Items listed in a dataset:

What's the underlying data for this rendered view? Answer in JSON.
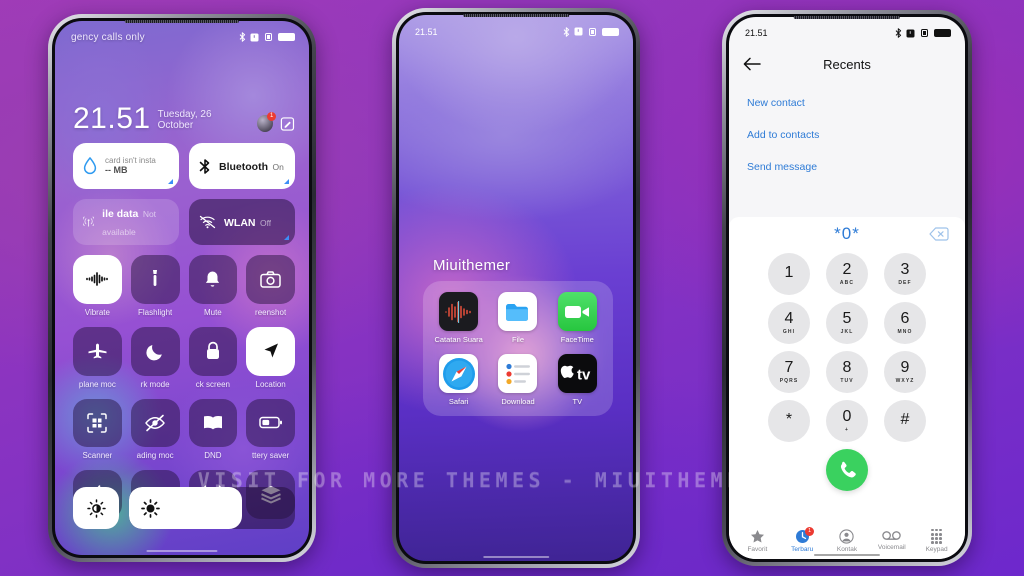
{
  "watermark": "VISIT FOR MORE THEMES - MIUITHEMER.COM",
  "phone_left": {
    "status": {
      "carrier": "gency calls only",
      "icons": [
        "bluetooth-icon",
        "alarm-icon",
        "vibrate-icon",
        "battery-icon"
      ]
    },
    "clock": {
      "time": "21.51",
      "date": "Tuesday, 26 October",
      "notification_count": "1"
    },
    "big_tiles": [
      {
        "name": "sim",
        "title": "card isn't insta",
        "subtitle": "-- MB",
        "state": "on",
        "icon": "water-drop-icon"
      },
      {
        "name": "bluetooth",
        "title": "Bluetooth",
        "subtitle": "On",
        "state": "on",
        "icon": "bluetooth-icon"
      },
      {
        "name": "mobile-data",
        "title": "ile data",
        "subtitle": "Not available",
        "state": "off",
        "icon": "signal-icon"
      },
      {
        "name": "wlan",
        "title": "WLAN",
        "subtitle": "Off",
        "state": "dim",
        "icon": "wifi-off-icon"
      }
    ],
    "tiles": [
      {
        "label": "Vibrate",
        "icon": "vibrate-icon",
        "active": true
      },
      {
        "label": "Flashlight",
        "icon": "flashlight-icon",
        "active": false
      },
      {
        "label": "Mute",
        "icon": "bell-icon",
        "active": false
      },
      {
        "label": "reenshot",
        "icon": "camera-icon",
        "active": false
      },
      {
        "label": "plane moc",
        "icon": "airplane-icon",
        "active": false
      },
      {
        "label": "rk mode",
        "icon": "moon-icon",
        "active": false
      },
      {
        "label": "ck screen",
        "icon": "lock-icon",
        "active": false
      },
      {
        "label": "Location",
        "icon": "location-icon",
        "active": true
      },
      {
        "label": "Scanner",
        "icon": "scanner-icon",
        "active": false
      },
      {
        "label": "ading moc",
        "icon": "eye-off-icon",
        "active": false
      },
      {
        "label": "DND",
        "icon": "book-icon",
        "active": false
      },
      {
        "label": "ttery saver",
        "icon": "battery-saver-icon",
        "active": false
      },
      {
        "label": "",
        "icon": "bolt-icon",
        "active": false
      },
      {
        "label": "",
        "icon": "cast-icon",
        "active": false
      },
      {
        "label": "",
        "icon": "hotspot-icon",
        "active": false
      },
      {
        "label": "",
        "icon": "layers-icon",
        "active": false
      }
    ],
    "brightness": {
      "auto_icon": "auto-brightness-icon",
      "slider_icon": "brightness-icon",
      "value": 68
    }
  },
  "phone_center": {
    "status": {
      "time": "21.51",
      "icons": [
        "bluetooth-icon",
        "alarm-icon",
        "vibrate-icon",
        "battery-icon"
      ]
    },
    "folder_title": "Miuithemer",
    "apps": [
      {
        "label": "Catatan Suara",
        "icon": "voice-memos-icon"
      },
      {
        "label": "File",
        "icon": "files-icon"
      },
      {
        "label": "FaceTime",
        "icon": "facetime-icon"
      },
      {
        "label": "Safari",
        "icon": "safari-icon"
      },
      {
        "label": "Download",
        "icon": "reminders-icon"
      },
      {
        "label": "TV",
        "icon": "apple-tv-icon"
      }
    ]
  },
  "phone_right": {
    "status": {
      "time": "21.51",
      "icons": [
        "bluetooth-icon",
        "alarm-icon",
        "vibrate-icon",
        "battery-icon"
      ]
    },
    "header": {
      "back_icon": "back-arrow-icon",
      "title": "Recents"
    },
    "actions": [
      "New contact",
      "Add to contacts",
      "Send message"
    ],
    "dial": {
      "number": "*0*",
      "delete_icon": "backspace-icon",
      "keys": [
        {
          "num": "1",
          "letters": ""
        },
        {
          "num": "2",
          "letters": "ABC"
        },
        {
          "num": "3",
          "letters": "DEF"
        },
        {
          "num": "4",
          "letters": "GHI"
        },
        {
          "num": "5",
          "letters": "JKL"
        },
        {
          "num": "6",
          "letters": "MNO"
        },
        {
          "num": "7",
          "letters": "PQRS"
        },
        {
          "num": "8",
          "letters": "TUV"
        },
        {
          "num": "9",
          "letters": "WXYZ"
        },
        {
          "num": "*",
          "letters": ""
        },
        {
          "num": "0",
          "letters": "+"
        },
        {
          "num": "#",
          "letters": ""
        }
      ],
      "call_icon": "phone-call-icon"
    },
    "tabs": [
      {
        "label": "Favorit",
        "icon": "star-icon",
        "active": false,
        "badge": ""
      },
      {
        "label": "Terbaru",
        "icon": "recents-icon",
        "active": true,
        "badge": "1"
      },
      {
        "label": "Kontak",
        "icon": "contacts-icon",
        "active": false,
        "badge": ""
      },
      {
        "label": "Voicemail",
        "icon": "voicemail-icon",
        "active": false,
        "badge": ""
      },
      {
        "label": "Keypad",
        "icon": "keypad-icon",
        "active": false,
        "badge": ""
      }
    ]
  },
  "colors": {
    "accent_blue": "#2e7bd6",
    "call_green": "#3ad15f",
    "badge_red": "#ec3b32"
  }
}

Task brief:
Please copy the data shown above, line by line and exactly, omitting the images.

Written solution:
What's the underlying data for this rendered view? Answer in JSON.
{
  "watermark": "VISIT FOR MORE THEMES - MIUITHEMER.COM",
  "phone_left": {
    "status": {
      "carrier": "gency calls only",
      "icons": [
        "bluetooth-icon",
        "alarm-icon",
        "vibrate-icon",
        "battery-icon"
      ]
    },
    "clock": {
      "time": "21.51",
      "date": "Tuesday, 26 October",
      "notification_count": "1"
    },
    "big_tiles": [
      {
        "name": "sim",
        "title": "card isn't insta",
        "subtitle": "-- MB",
        "state": "on",
        "icon": "water-drop-icon"
      },
      {
        "name": "bluetooth",
        "title": "Bluetooth",
        "subtitle": "On",
        "state": "on",
        "icon": "bluetooth-icon"
      },
      {
        "name": "mobile-data",
        "title": "ile data",
        "subtitle": "Not available",
        "state": "off",
        "icon": "signal-icon"
      },
      {
        "name": "wlan",
        "title": "WLAN",
        "subtitle": "Off",
        "state": "dim",
        "icon": "wifi-off-icon"
      }
    ],
    "tiles": [
      {
        "label": "Vibrate",
        "icon": "vibrate-icon",
        "active": true
      },
      {
        "label": "Flashlight",
        "icon": "flashlight-icon",
        "active": false
      },
      {
        "label": "Mute",
        "icon": "bell-icon",
        "active": false
      },
      {
        "label": "reenshot",
        "icon": "camera-icon",
        "active": false
      },
      {
        "label": "plane moc",
        "icon": "airplane-icon",
        "active": false
      },
      {
        "label": "rk mode",
        "icon": "moon-icon",
        "active": false
      },
      {
        "label": "ck screen",
        "icon": "lock-icon",
        "active": false
      },
      {
        "label": "Location",
        "icon": "location-icon",
        "active": true
      },
      {
        "label": "Scanner",
        "icon": "scanner-icon",
        "active": false
      },
      {
        "label": "ading moc",
        "icon": "eye-off-icon",
        "active": false
      },
      {
        "label": "DND",
        "icon": "book-icon",
        "active": false
      },
      {
        "label": "ttery saver",
        "icon": "battery-saver-icon",
        "active": false
      },
      {
        "label": "",
        "icon": "bolt-icon",
        "active": false
      },
      {
        "label": "",
        "icon": "cast-icon",
        "active": false
      },
      {
        "label": "",
        "icon": "hotspot-icon",
        "active": false
      },
      {
        "label": "",
        "icon": "layers-icon",
        "active": false
      }
    ],
    "brightness": {
      "auto_icon": "auto-brightness-icon",
      "slider_icon": "brightness-icon",
      "value": 68
    }
  },
  "phone_center": {
    "status": {
      "time": "21.51",
      "icons": [
        "bluetooth-icon",
        "alarm-icon",
        "vibrate-icon",
        "battery-icon"
      ]
    },
    "folder_title": "Miuithemer",
    "apps": [
      {
        "label": "Catatan Suara",
        "icon": "voice-memos-icon"
      },
      {
        "label": "File",
        "icon": "files-icon"
      },
      {
        "label": "FaceTime",
        "icon": "facetime-icon"
      },
      {
        "label": "Safari",
        "icon": "safari-icon"
      },
      {
        "label": "Download",
        "icon": "reminders-icon"
      },
      {
        "label": "TV",
        "icon": "apple-tv-icon"
      }
    ]
  },
  "phone_right": {
    "status": {
      "time": "21.51",
      "icons": [
        "bluetooth-icon",
        "alarm-icon",
        "vibrate-icon",
        "battery-icon"
      ]
    },
    "header": {
      "back_icon": "back-arrow-icon",
      "title": "Recents"
    },
    "actions": [
      "New contact",
      "Add to contacts",
      "Send message"
    ],
    "dial": {
      "number": "*0*",
      "delete_icon": "backspace-icon",
      "keys": [
        {
          "num": "1",
          "letters": ""
        },
        {
          "num": "2",
          "letters": "ABC"
        },
        {
          "num": "3",
          "letters": "DEF"
        },
        {
          "num": "4",
          "letters": "GHI"
        },
        {
          "num": "5",
          "letters": "JKL"
        },
        {
          "num": "6",
          "letters": "MNO"
        },
        {
          "num": "7",
          "letters": "PQRS"
        },
        {
          "num": "8",
          "letters": "TUV"
        },
        {
          "num": "9",
          "letters": "WXYZ"
        },
        {
          "num": "*",
          "letters": ""
        },
        {
          "num": "0",
          "letters": "+"
        },
        {
          "num": "#",
          "letters": ""
        }
      ],
      "call_icon": "phone-call-icon"
    },
    "tabs": [
      {
        "label": "Favorit",
        "icon": "star-icon",
        "active": false,
        "badge": ""
      },
      {
        "label": "Terbaru",
        "icon": "recents-icon",
        "active": true,
        "badge": "1"
      },
      {
        "label": "Kontak",
        "icon": "contacts-icon",
        "active": false,
        "badge": ""
      },
      {
        "label": "Voicemail",
        "icon": "voicemail-icon",
        "active": false,
        "badge": ""
      },
      {
        "label": "Keypad",
        "icon": "keypad-icon",
        "active": false,
        "badge": ""
      }
    ]
  },
  "colors": {
    "accent_blue": "#2e7bd6",
    "call_green": "#3ad15f",
    "badge_red": "#ec3b32"
  }
}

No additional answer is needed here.